### Entries supplied
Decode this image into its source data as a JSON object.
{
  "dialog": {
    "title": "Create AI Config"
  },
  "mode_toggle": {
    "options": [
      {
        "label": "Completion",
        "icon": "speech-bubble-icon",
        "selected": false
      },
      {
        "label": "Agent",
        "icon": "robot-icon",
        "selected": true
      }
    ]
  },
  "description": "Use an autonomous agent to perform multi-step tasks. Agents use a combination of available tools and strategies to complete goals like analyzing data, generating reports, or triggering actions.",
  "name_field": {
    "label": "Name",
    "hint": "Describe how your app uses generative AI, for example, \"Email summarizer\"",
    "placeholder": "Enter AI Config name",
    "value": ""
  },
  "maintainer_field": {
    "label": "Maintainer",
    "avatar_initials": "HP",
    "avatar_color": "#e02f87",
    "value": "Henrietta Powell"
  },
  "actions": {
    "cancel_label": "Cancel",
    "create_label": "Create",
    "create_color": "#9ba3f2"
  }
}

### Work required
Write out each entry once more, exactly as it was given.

### Response below
Decode this image into its source data as a JSON object.
{
  "dialog": {
    "title": "Create AI Config"
  },
  "mode_toggle": {
    "options": [
      {
        "label": "Completion",
        "icon": "speech-bubble-icon",
        "selected": false
      },
      {
        "label": "Agent",
        "icon": "robot-icon",
        "selected": true
      }
    ]
  },
  "description": "Use an autonomous agent to perform multi-step tasks. Agents use a combination of available tools and strategies to complete goals like analyzing data, generating reports, or triggering actions.",
  "name_field": {
    "label": "Name",
    "hint": "Describe how your app uses generative AI, for example, \"Email summarizer\"",
    "placeholder": "Enter AI Config name",
    "value": ""
  },
  "maintainer_field": {
    "label": "Maintainer",
    "avatar_initials": "HP",
    "avatar_color": "#e02f87",
    "value": "Henrietta Powell"
  },
  "actions": {
    "cancel_label": "Cancel",
    "create_label": "Create",
    "create_color": "#9ba3f2"
  }
}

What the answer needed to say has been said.